Start of Block

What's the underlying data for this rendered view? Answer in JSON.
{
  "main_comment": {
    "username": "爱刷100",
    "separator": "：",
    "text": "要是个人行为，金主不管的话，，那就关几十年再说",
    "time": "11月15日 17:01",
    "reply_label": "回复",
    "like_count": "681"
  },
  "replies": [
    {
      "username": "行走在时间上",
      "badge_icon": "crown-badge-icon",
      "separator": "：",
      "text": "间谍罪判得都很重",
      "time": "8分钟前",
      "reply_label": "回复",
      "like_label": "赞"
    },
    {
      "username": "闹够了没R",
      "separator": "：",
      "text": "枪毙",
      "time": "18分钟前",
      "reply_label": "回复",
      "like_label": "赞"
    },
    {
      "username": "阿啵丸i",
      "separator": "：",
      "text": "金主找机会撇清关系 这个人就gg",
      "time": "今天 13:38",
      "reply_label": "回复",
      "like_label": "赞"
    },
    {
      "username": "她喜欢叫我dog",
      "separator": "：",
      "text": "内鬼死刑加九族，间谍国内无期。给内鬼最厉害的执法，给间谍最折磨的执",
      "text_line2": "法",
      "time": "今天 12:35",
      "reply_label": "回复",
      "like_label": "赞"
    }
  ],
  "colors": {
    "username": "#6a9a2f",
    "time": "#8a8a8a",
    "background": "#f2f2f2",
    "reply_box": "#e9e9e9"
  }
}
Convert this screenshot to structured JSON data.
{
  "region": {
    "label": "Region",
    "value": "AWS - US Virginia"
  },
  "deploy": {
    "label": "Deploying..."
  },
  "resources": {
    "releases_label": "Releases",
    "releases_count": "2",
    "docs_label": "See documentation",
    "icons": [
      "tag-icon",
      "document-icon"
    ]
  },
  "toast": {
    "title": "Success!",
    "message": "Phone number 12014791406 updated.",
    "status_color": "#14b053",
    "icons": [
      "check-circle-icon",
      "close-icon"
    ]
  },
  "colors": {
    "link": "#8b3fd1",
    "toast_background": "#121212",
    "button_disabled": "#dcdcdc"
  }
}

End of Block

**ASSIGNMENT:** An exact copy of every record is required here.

**TASK RESULT:**
What's the underlying data for this rendered view? Answer in JSON.
{
  "main_comment": {
    "username": "爱刷100",
    "separator": "：",
    "text": "要是个人行为，金主不管的话，，那就关几十年再说",
    "time": "11月15日 17:01",
    "reply_label": "回复",
    "like_count": "681"
  },
  "replies": [
    {
      "username": "行走在时间上",
      "badge_icon": "crown-badge-icon",
      "separator": "：",
      "text": "间谍罪判得都很重",
      "time": "8分钟前",
      "reply_label": "回复",
      "like_label": "赞"
    },
    {
      "username": "闹够了没R",
      "separator": "：",
      "text": "枪毙",
      "time": "18分钟前",
      "reply_label": "回复",
      "like_label": "赞"
    },
    {
      "username": "阿啵丸i",
      "separator": "：",
      "text": "金主找机会撇清关系 这个人就gg",
      "time": "今天 13:38",
      "reply_label": "回复",
      "like_label": "赞"
    },
    {
      "username": "她喜欢叫我dog",
      "separator": "：",
      "text": "内鬼死刑加九族，间谍国内无期。给内鬼最厉害的执法，给间谍最折磨的执",
      "text_line2": "法",
      "time": "今天 12:35",
      "reply_label": "回复",
      "like_label": "赞"
    }
  ],
  "colors": {
    "username": "#6a9a2f",
    "time": "#8a8a8a",
    "background": "#f2f2f2",
    "reply_box": "#e9e9e9"
  }
}
Convert this screenshot to structured JSON data.
{
  "region": {
    "label": "Region",
    "value": "AWS - US Virginia"
  },
  "deploy": {
    "label": "Deploying..."
  },
  "resources": {
    "releases_label": "Releases",
    "releases_count": "2",
    "docs_label": "See documentation",
    "icons": [
      "tag-icon",
      "document-icon"
    ]
  },
  "toast": {
    "title": "Success!",
    "message": "Phone number 12014791406 updated.",
    "status_color": "#14b053",
    "icons": [
      "check-circle-icon",
      "close-icon"
    ]
  },
  "colors": {
    "link": "#8b3fd1",
    "toast_background": "#121212",
    "button_disabled": "#dcdcdc"
  }
}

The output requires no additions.